About the Starry Night cognitive test – How does it work?

The Starry Night test works on the well-described clinical findings that individuals at high risk of developing Alzheimer’s dementia, but showing no apparent symptoms, exhibit a particular pattern of cognitive deficits related to memory and attention. The Starry Night test is designed as a game which builds on the thoroughly researched lab-test developed in Masud Husain’s lab at Oxford University. The Starry Night test is designed to run on smartphones and tablets, so people can perform it from home, allowing scalable and remote testing.

About the Alzheimer’s Detect and Prevent project.

The Starry Night test has been developed as part of an EU-Horizon2020 funded innovation project led by Brain+ and with partners University of Oxford, Nottingham University, Aarhus University, Aarhus University Hospital, Alzheimer Europe and the European Brain Council. The total project budget is €3.5 million, and the project runs from November 2018 to April 2022. The main objective is to engage people early before Alzheimer’s disease manifests to detect the disease to enable prevention efforts. The project focuses on enabling early presymptomatic detection of Alzheimer's Disease with a special memory test developed by the University of Oxford, which during the project has been further co-developed and gamified with Brain+. The test, called Starry Night, is being validated in four studies, two at University of Oxford, one at Nottingham University, and one at Aarhus University. A second work stream aims to reduce risk of Alzheimer’s disease in healthy elderlies, who are at risk of Alzheimer’s disease, via general cognitive training. This is being validated in studies with the University of Nottingham. Read more here about the project: https://www.addp.eu

Contact Information

CEO, Kim Baden-Kristensen + 45 31393319, E-mail: kim@brain-plus.com, Brain+ A/S, Købmagergade 53, 3.

Certified Advisor: Keswick Global AG, + 43 1 740 408045 , E-mail: info@keswickglobal.com


The mission of Brain+ is to restore patients’ independence and quality of life by treating and detecting cognitive decline in Alzheimer’s disease and dementia through software-as-medicine applications.

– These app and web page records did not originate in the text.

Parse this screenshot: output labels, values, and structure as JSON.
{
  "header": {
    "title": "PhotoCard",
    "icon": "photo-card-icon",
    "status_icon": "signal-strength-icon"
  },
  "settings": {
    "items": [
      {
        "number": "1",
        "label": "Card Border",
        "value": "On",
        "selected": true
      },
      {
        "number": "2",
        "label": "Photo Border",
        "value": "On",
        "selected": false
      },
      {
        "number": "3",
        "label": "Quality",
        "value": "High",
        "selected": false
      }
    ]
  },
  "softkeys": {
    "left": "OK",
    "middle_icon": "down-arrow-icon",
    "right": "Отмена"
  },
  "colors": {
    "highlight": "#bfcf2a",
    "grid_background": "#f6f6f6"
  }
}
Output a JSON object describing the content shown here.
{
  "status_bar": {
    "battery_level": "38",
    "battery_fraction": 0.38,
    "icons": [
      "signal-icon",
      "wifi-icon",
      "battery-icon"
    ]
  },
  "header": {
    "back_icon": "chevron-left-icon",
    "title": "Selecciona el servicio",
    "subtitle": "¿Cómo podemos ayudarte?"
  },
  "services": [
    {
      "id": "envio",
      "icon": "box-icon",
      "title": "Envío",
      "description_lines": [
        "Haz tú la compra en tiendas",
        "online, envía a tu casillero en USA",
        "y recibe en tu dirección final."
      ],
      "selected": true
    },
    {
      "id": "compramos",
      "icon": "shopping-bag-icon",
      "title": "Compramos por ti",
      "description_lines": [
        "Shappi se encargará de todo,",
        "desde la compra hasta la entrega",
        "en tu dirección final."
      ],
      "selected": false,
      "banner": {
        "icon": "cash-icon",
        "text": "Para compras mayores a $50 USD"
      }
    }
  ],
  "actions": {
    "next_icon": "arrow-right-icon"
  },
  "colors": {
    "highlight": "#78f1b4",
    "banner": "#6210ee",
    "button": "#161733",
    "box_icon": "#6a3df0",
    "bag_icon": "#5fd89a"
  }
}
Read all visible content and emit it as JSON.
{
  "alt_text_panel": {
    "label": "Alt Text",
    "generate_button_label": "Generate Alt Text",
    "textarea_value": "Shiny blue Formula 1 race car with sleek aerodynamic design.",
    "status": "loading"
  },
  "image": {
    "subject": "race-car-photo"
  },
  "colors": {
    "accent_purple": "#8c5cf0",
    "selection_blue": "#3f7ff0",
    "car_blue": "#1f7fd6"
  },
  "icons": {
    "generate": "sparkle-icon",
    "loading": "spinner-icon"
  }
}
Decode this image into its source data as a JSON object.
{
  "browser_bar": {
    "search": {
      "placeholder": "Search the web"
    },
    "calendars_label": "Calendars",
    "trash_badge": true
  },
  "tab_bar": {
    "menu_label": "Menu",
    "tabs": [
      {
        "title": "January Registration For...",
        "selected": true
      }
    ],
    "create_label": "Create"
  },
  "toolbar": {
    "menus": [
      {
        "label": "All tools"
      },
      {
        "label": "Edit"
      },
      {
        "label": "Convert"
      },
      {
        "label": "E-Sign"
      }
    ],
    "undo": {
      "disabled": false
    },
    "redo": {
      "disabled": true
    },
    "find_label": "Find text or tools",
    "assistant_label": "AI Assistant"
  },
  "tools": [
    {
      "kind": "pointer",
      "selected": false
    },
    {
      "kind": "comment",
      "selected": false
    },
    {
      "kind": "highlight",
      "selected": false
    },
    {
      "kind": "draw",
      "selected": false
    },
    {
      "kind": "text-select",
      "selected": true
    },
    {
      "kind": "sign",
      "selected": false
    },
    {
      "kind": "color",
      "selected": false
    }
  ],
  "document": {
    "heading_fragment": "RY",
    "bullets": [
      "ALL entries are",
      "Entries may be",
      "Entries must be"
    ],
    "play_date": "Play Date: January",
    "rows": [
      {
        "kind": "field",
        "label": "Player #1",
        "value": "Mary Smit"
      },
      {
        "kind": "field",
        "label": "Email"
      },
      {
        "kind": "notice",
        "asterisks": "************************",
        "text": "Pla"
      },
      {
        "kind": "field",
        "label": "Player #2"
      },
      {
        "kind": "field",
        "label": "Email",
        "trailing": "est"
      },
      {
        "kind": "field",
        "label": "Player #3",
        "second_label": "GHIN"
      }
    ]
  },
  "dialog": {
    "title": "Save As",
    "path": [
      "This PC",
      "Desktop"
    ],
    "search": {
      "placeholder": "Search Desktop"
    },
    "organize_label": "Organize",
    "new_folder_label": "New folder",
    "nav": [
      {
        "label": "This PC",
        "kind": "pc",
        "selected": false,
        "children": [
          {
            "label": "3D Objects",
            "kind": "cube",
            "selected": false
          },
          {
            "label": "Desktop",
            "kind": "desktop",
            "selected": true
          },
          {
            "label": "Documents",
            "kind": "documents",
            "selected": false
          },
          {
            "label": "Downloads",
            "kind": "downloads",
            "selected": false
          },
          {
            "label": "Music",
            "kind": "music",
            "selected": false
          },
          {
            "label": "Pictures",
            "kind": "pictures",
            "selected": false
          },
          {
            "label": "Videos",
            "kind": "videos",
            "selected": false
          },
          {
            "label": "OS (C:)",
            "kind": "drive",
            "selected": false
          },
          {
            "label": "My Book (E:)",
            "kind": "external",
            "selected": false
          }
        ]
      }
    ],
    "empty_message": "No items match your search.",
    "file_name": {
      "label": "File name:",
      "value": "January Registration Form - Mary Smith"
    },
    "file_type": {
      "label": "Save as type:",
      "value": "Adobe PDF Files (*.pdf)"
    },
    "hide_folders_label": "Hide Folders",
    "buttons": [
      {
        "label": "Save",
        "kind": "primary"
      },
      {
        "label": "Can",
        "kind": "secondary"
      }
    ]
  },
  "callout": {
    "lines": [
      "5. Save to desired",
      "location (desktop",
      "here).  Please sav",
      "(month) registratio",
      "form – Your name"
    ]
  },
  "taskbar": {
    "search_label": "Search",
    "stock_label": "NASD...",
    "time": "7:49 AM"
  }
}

Brain+ has developed a set of software-as-medicine technologies, which enable the Company to create a unique and differentiated product offering. These technologies, combined with a strong clinical pipeline, puts Brain+ in a strong position to grow towards a market leader position in the Digital Therapeutics (DTx) space.